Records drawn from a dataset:
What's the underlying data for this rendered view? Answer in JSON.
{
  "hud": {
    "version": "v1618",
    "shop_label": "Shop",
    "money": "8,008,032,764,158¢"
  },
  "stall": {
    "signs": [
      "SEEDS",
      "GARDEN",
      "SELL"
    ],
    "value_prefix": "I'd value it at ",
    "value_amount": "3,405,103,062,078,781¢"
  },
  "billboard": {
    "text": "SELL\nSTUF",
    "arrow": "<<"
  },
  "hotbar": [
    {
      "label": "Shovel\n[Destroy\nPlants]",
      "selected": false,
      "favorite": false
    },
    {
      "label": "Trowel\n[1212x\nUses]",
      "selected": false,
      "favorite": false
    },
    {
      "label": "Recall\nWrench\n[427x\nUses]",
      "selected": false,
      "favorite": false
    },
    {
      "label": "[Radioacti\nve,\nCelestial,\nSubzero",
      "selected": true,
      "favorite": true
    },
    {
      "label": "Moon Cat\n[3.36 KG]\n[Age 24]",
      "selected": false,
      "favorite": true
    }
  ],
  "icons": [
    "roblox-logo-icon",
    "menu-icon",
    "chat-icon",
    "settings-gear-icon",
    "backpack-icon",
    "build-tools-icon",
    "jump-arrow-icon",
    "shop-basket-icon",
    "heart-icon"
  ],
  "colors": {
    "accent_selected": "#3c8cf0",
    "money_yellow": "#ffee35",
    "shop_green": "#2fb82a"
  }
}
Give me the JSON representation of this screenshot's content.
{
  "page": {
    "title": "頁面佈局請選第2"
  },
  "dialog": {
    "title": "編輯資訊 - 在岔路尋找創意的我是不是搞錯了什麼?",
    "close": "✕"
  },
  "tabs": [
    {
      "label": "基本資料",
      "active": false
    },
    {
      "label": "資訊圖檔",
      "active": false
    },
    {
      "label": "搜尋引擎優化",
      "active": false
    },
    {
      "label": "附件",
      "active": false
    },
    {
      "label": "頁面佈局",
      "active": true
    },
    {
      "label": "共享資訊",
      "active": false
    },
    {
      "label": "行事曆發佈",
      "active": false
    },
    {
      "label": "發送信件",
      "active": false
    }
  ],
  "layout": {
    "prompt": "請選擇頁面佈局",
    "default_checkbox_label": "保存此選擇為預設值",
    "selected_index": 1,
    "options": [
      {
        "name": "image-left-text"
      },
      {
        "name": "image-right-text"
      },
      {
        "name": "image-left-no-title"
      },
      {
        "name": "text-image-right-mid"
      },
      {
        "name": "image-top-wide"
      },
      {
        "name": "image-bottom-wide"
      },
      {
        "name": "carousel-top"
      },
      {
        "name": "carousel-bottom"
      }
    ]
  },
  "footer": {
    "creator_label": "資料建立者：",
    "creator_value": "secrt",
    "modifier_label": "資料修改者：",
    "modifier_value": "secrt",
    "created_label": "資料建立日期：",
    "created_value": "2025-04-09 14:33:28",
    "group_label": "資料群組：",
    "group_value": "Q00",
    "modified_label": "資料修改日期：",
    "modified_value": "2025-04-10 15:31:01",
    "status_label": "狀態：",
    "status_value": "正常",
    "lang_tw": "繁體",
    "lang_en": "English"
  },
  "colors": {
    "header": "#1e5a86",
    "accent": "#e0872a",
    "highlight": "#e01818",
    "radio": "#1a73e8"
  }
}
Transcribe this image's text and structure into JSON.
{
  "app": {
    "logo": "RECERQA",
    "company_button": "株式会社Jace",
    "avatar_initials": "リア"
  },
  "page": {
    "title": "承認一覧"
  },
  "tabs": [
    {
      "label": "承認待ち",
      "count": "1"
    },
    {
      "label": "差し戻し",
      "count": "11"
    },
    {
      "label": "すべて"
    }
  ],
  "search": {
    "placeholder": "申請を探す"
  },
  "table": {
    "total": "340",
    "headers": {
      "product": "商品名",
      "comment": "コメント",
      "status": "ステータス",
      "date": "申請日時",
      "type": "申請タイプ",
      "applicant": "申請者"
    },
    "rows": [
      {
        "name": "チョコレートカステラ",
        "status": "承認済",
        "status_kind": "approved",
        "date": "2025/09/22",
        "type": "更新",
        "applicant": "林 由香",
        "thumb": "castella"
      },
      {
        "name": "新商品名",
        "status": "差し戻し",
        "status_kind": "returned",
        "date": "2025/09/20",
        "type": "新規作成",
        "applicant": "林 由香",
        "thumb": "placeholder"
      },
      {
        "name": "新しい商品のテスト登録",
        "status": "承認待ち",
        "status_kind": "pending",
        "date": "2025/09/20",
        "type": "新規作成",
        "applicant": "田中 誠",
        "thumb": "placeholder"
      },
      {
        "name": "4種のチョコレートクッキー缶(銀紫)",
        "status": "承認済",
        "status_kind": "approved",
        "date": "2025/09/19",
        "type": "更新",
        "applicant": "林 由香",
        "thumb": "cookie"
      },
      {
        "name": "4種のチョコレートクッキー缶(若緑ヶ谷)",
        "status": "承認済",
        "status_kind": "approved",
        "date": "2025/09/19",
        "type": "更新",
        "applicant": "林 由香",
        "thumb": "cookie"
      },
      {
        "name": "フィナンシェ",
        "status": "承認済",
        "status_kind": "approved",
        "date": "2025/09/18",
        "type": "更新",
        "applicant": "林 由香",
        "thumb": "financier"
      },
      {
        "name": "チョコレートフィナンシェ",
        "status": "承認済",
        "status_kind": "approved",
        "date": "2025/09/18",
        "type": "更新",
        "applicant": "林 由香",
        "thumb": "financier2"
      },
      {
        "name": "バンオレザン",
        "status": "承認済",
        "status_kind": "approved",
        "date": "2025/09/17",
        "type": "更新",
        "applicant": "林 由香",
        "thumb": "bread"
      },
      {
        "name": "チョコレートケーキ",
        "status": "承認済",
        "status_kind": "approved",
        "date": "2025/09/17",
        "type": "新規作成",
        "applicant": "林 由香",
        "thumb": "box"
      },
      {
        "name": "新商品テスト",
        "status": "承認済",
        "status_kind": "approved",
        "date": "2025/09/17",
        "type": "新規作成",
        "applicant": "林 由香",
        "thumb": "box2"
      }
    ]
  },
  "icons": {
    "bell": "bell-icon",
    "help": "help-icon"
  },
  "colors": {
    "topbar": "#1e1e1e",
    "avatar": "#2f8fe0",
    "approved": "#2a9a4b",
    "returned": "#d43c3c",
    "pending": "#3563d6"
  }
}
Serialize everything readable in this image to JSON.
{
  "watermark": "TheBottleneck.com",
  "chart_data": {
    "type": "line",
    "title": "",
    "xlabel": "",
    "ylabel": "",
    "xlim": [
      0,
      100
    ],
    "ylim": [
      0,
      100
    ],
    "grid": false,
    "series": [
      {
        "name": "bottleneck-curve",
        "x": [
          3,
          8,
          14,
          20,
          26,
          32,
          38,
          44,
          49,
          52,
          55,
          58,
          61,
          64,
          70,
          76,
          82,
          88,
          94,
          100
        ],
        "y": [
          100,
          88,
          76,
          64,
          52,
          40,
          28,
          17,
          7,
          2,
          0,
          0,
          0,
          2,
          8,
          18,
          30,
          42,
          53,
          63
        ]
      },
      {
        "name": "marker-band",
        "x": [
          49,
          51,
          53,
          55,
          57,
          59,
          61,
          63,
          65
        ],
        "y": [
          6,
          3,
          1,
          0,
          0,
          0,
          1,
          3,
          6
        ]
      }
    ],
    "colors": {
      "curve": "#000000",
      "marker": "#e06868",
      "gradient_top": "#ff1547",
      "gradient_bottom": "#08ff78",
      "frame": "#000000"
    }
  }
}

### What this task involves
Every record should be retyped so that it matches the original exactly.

### Solution below
What's the underlying data for this rendered view? Answer in JSON.
{
  "hud": {
    "version": "v1618",
    "shop_label": "Shop",
    "money": "8,008,032,764,158¢"
  },
  "stall": {
    "signs": [
      "SEEDS",
      "GARDEN",
      "SELL"
    ],
    "value_prefix": "I'd value it at ",
    "value_amount": "3,405,103,062,078,781¢"
  },
  "billboard": {
    "text": "SELL\nSTUF",
    "arrow": "<<"
  },
  "hotbar": [
    {
      "label": "Shovel\n[Destroy\nPlants]",
      "selected": false,
      "favorite": false
    },
    {
      "label": "Trowel\n[1212x\nUses]",
      "selected": false,
      "favorite": false
    },
    {
      "label": "Recall\nWrench\n[427x\nUses]",
      "selected": false,
      "favorite": false
    },
    {
      "label": "[Radioacti\nve,\nCelestial,\nSubzero",
      "selected": true,
      "favorite": true
    },
    {
      "label": "Moon Cat\n[3.36 KG]\n[Age 24]",
      "selected": false,
      "favorite": true
    }
  ],
  "icons": [
    "roblox-logo-icon",
    "menu-icon",
    "chat-icon",
    "settings-gear-icon",
    "backpack-icon",
    "build-tools-icon",
    "jump-arrow-icon",
    "shop-basket-icon",
    "heart-icon"
  ],
  "colors": {
    "accent_selected": "#3c8cf0",
    "money_yellow": "#ffee35",
    "shop_green": "#2fb82a"
  }
}
Give me the JSON representation of this screenshot's content.
{
  "page": {
    "title": "頁面佈局請選第2"
  },
  "dialog": {
    "title": "編輯資訊 - 在岔路尋找創意的我是不是搞錯了什麼?",
    "close": "✕"
  },
  "tabs": [
    {
      "label": "基本資料",
      "active": false
    },
    {
      "label": "資訊圖檔",
      "active": false
    },
    {
      "label": "搜尋引擎優化",
      "active": false
    },
    {
      "label": "附件",
      "active": false
    },
    {
      "label": "頁面佈局",
      "active": true
    },
    {
      "label": "共享資訊",
      "active": false
    },
    {
      "label": "行事曆發佈",
      "active": false
    },
    {
      "label": "發送信件",
      "active": false
    }
  ],
  "layout": {
    "prompt": "請選擇頁面佈局",
    "default_checkbox_label": "保存此選擇為預設值",
    "selected_index": 1,
    "options": [
      {
        "name": "image-left-text"
      },
      {
        "name": "image-right-text"
      },
      {
        "name": "image-left-no-title"
      },
      {
        "name": "text-image-right-mid"
      },
      {
        "name": "image-top-wide"
      },
      {
        "name": "image-bottom-wide"
      },
      {
        "name": "carousel-top"
      },
      {
        "name": "carousel-bottom"
      }
    ]
  },
  "footer": {
    "creator_label": "資料建立者：",
    "creator_value": "secrt",
    "modifier_label": "資料修改者：",
    "modifier_value": "secrt",
    "created_label": "資料建立日期：",
    "created_value": "2025-04-09 14:33:28",
    "group_label": "資料群組：",
    "group_value": "Q00",
    "modified_label": "資料修改日期：",
    "modified_value": "2025-04-10 15:31:01",
    "status_label": "狀態：",
    "status_value": "正常",
    "lang_tw": "繁體",
    "lang_en": "English"
  },
  "colors": {
    "header": "#1e5a86",
    "accent": "#e0872a",
    "highlight": "#e01818",
    "radio": "#1a73e8"
  }
}
Transcribe this image's text and structure into JSON.
{
  "app": {
    "logo": "RECERQA",
    "company_button": "株式会社Jace",
    "avatar_initials": "リア"
  },
  "page": {
    "title": "承認一覧"
  },
  "tabs": [
    {
      "label": "承認待ち",
      "count": "1"
    },
    {
      "label": "差し戻し",
      "count": "11"
    },
    {
      "label": "すべて"
    }
  ],
  "search": {
    "placeholder": "申請を探す"
  },
  "table": {
    "total": "340",
    "headers": {
      "product": "商品名",
      "comment": "コメント",
      "status": "ステータス",
      "date": "申請日時",
      "type": "申請タイプ",
      "applicant": "申請者"
    },
    "rows": [
      {
        "name": "チョコレートカステラ",
        "status": "承認済",
        "status_kind": "approved",
        "date": "2025/09/22",
        "type": "更新",
        "applicant": "林 由香",
        "thumb": "castella"
      },
      {
        "name": "新商品名",
        "status": "差し戻し",
        "status_kind": "returned",
        "date": "2025/09/20",
        "type": "新規作成",
        "applicant": "林 由香",
        "thumb": "placeholder"
      },
      {
        "name": "新しい商品のテスト登録",
        "status": "承認待ち",
        "status_kind": "pending",
        "date": "2025/09/20",
        "type": "新規作成",
        "applicant": "田中 誠",
        "thumb": "placeholder"
      },
      {
        "name": "4種のチョコレートクッキー缶(銀紫)",
        "status": "承認済",
        "status_kind": "approved",
        "date": "2025/09/19",
        "type": "更新",
        "applicant": "林 由香",
        "thumb": "cookie"
      },
      {
        "name": "4種のチョコレートクッキー缶(若緑ヶ谷)",
        "status": "承認済",
        "status_kind": "approved",
        "date": "2025/09/19",
        "type": "更新",
        "applicant": "林 由香",
        "thumb": "cookie"
      },
      {
        "name": "フィナンシェ",
        "status": "承認済",
        "status_kind": "approved",
        "date": "2025/09/18",
        "type": "更新",
        "applicant": "林 由香",
        "thumb": "financier"
      },
      {
        "name": "チョコレートフィナンシェ",
        "status": "承認済",
        "status_kind": "approved",
        "date": "2025/09/18",
        "type": "更新",
        "applicant": "林 由香",
        "thumb": "financier2"
      },
      {
        "name": "バンオレザン",
        "status": "承認済",
        "status_kind": "approved",
        "date": "2025/09/17",
        "type": "更新",
        "applicant": "林 由香",
        "thumb": "bread"
      },
      {
        "name": "チョコレートケーキ",
        "status": "承認済",
        "status_kind": "approved",
        "date": "2025/09/17",
        "type": "新規作成",
        "applicant": "林 由香",
        "thumb": "box"
      },
      {
        "name": "新商品テスト",
        "status": "承認済",
        "status_kind": "approved",
        "date": "2025/09/17",
        "type": "新規作成",
        "applicant": "林 由香",
        "thumb": "box2"
      }
    ]
  },
  "icons": {
    "bell": "bell-icon",
    "help": "help-icon"
  },
  "colors": {
    "topbar": "#1e1e1e",
    "avatar": "#2f8fe0",
    "approved": "#2a9a4b",
    "returned": "#d43c3c",
    "pending": "#3563d6"
  }
}
Serialize everything readable in this image to JSON.
{
  "watermark": "TheBottleneck.com",
  "chart_data": {
    "type": "line",
    "title": "",
    "xlabel": "",
    "ylabel": "",
    "xlim": [
      0,
      100
    ],
    "ylim": [
      0,
      100
    ],
    "grid": false,
    "series": [
      {
        "name": "bottleneck-curve",
        "x": [
          3,
          8,
          14,
          20,
          26,
          32,
          38,
          44,
          49,
          52,
          55,
          58,
          61,
          64,
          70,
          76,
          82,
          88,
          94,
          100
        ],
        "y": [
          100,
          88,
          76,
          64,
          52,
          40,
          28,
          17,
          7,
          2,
          0,
          0,
          0,
          2,
          8,
          18,
          30,
          42,
          53,
          63
        ]
      },
      {
        "name": "marker-band",
        "x": [
          49,
          51,
          53,
          55,
          57,
          59,
          61,
          63,
          65
        ],
        "y": [
          6,
          3,
          1,
          0,
          0,
          0,
          1,
          3,
          6
        ]
      }
    ],
    "colors": {
      "curve": "#000000",
      "marker": "#e06868",
      "gradient_top": "#ff1547",
      "gradient_bottom": "#08ff78",
      "frame": "#000000"
    }
  }
}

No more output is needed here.